write a file to a 48tpi disk using a 96 tpi drive and find that the
result is readable on 96 tpi drives but not on 48 tpi drives.

Remember that the 96 tpi drive has a narrower head than the 48 tpi drive,
so it writes a narrower track to the disk.

A blank disk is one that has just been manufactured, or that has been
bulk-erased. Reformatting a disk in a normal disk drive _does not_
produce a blank disk in this sense -- it writes the track pattern to the
disk, with whatever width of head the drive doing the formatting uses.

Suppose we take a totally blank disk and format it on a 48 tpi drive.
This writes 40 tracks on each side of the disk. They may be 'empty' in
the sense that they contain no user data, but they're still recorded.

Then we write to it on a double-stepping 96 tpi drive. The narrower head
overwrites the middle band of some tracks, but the edges remain unchanged.

A 96 tpi drive can read that perfectly well. Its narrow head only 'sees'
the 'new' data down the middle of each track.

But a 48 tpi drive with its wider head, sees both the old and new data.
The result is a mess that the controller can't decode. So the disk is not
readable on a 48 tpi drive.

A similar argument shows that the same problem occurs if you take a blank
disk, format it on a double-stepping 96 tpi drive, write some files to it
there, write to it with a 48 tpi drive and then write to it with the
double-stepping 96 tpi drive again. The result is not readable on a 48 tpi
drive.

And if you take a disk that has been formatted and used on a 48tpi drive
and then reformat it on a double-stepping 96 tpi drive, the result may
well not be readable on a 48tpi drive. Each track will have the
newly-formatted narrow track down the centre and the remains of the old
wider track along the outsides.

If you must format a disk in a double-stepping 96 tpi drive, then either
use a brand new disk (and not a preformatted one, of course), or
bulk-erase the disk.

In general, if you take a blank disk, format it on a double stepping 96 tpi
drive and write to it there only, the result is readable both 48 tpi and
96 tpi drives. The narrower tracks generally do provide enough signal for
the wider head on the 48 tpi drive provided there is nothing in the
'blank' spaces between the tracks.

The simple rule is :

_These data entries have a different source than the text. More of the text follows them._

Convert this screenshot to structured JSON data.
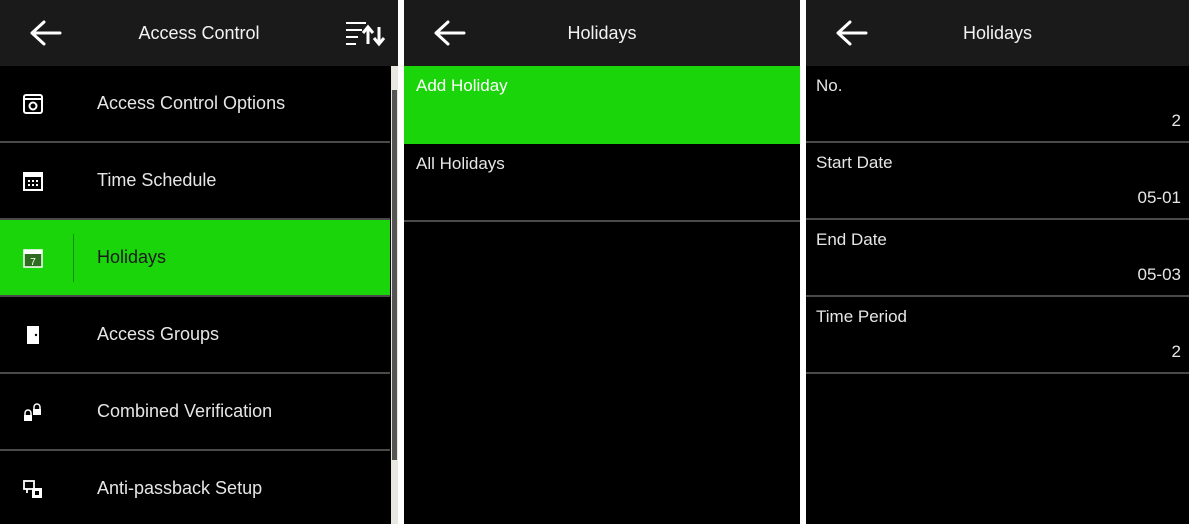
{
  "colors": {
    "accent_green": "#1bd50b",
    "background": "#000000",
    "header": "#1a1a1a"
  },
  "screen1": {
    "title": "Access Control",
    "back_icon": "arrow-left-icon",
    "sort_icon": "sort-list-icon",
    "items": [
      {
        "label": "Access Control Options",
        "icon": "door-lock-options-icon",
        "active": false
      },
      {
        "label": "Time Schedule",
        "icon": "calendar-icon",
        "active": false
      },
      {
        "label": "Holidays",
        "icon": "calendar-date-icon",
        "active": true
      },
      {
        "label": "Access Groups",
        "icon": "door-icon",
        "active": false
      },
      {
        "label": "Combined Verification",
        "icon": "double-lock-icon",
        "active": false
      },
      {
        "label": "Anti-passback Setup",
        "icon": "anti-passback-icon",
        "active": false
      }
    ]
  },
  "screen2": {
    "title": "Holidays",
    "back_icon": "arrow-left-icon",
    "items": [
      {
        "label": "Add Holiday",
        "active": true
      },
      {
        "label": "All Holidays",
        "active": false
      }
    ]
  },
  "screen3": {
    "title": "Holidays",
    "back_icon": "arrow-left-icon",
    "fields": [
      {
        "label": "No.",
        "value": "2"
      },
      {
        "label": "Start Date",
        "value": "05-01"
      },
      {
        "label": "End Date",
        "value": "05-03"
      },
      {
        "label": "Time Period",
        "value": "2"
      }
    ]
  }
}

* If you ever write to a disk in a 96 tpi drive that has already been *
* written to (including formatting) in a 48 tpi drive then the result *
* may well not be readable in 48 tpi drives. *